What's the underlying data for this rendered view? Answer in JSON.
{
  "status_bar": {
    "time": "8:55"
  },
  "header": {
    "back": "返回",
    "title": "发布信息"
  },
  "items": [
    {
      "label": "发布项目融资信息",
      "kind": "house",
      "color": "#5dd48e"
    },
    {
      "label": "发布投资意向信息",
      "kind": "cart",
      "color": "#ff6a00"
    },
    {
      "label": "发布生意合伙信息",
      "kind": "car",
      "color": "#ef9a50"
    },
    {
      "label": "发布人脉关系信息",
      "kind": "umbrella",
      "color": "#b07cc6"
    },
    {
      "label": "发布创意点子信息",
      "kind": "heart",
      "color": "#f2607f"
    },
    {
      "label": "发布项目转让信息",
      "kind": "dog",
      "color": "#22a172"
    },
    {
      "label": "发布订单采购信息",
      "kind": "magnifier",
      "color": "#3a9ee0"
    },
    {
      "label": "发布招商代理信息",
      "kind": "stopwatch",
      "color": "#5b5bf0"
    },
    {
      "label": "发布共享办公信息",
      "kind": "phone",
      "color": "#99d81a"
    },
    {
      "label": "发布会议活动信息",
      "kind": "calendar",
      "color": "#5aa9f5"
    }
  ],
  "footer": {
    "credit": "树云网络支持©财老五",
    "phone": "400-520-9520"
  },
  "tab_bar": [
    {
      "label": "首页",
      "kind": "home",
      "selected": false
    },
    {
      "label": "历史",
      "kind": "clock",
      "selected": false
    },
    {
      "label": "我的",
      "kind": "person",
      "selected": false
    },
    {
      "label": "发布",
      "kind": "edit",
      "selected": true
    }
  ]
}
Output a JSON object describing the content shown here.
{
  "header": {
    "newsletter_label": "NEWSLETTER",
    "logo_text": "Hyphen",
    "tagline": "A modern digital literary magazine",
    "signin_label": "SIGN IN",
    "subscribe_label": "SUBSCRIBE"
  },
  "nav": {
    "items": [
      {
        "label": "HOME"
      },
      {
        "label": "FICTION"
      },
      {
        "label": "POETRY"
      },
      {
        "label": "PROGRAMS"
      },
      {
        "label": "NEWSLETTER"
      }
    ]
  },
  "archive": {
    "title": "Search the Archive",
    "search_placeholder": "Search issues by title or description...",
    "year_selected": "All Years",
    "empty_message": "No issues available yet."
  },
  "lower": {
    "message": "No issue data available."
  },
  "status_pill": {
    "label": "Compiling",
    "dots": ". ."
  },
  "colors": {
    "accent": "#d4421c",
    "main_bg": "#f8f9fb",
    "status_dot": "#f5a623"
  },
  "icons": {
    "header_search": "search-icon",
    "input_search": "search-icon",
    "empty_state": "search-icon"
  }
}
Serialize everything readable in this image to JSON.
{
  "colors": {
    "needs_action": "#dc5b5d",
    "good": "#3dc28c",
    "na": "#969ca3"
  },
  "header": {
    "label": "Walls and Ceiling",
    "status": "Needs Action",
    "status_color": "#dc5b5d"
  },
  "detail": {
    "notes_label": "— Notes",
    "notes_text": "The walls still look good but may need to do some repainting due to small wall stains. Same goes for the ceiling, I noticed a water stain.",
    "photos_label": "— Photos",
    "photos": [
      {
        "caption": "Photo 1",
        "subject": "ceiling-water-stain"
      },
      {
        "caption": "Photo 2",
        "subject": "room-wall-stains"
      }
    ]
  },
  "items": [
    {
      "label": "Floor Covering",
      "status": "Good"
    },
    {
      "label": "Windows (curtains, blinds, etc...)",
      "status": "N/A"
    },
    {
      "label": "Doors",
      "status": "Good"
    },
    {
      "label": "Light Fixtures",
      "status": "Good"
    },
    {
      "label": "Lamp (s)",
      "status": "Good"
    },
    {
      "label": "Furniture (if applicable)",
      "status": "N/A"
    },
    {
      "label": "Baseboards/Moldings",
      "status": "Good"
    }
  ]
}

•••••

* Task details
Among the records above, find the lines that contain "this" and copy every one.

* Answer box
What's the underlying data for this rendered view? Answer in JSON.
Serialize everything readable in this image to JSON.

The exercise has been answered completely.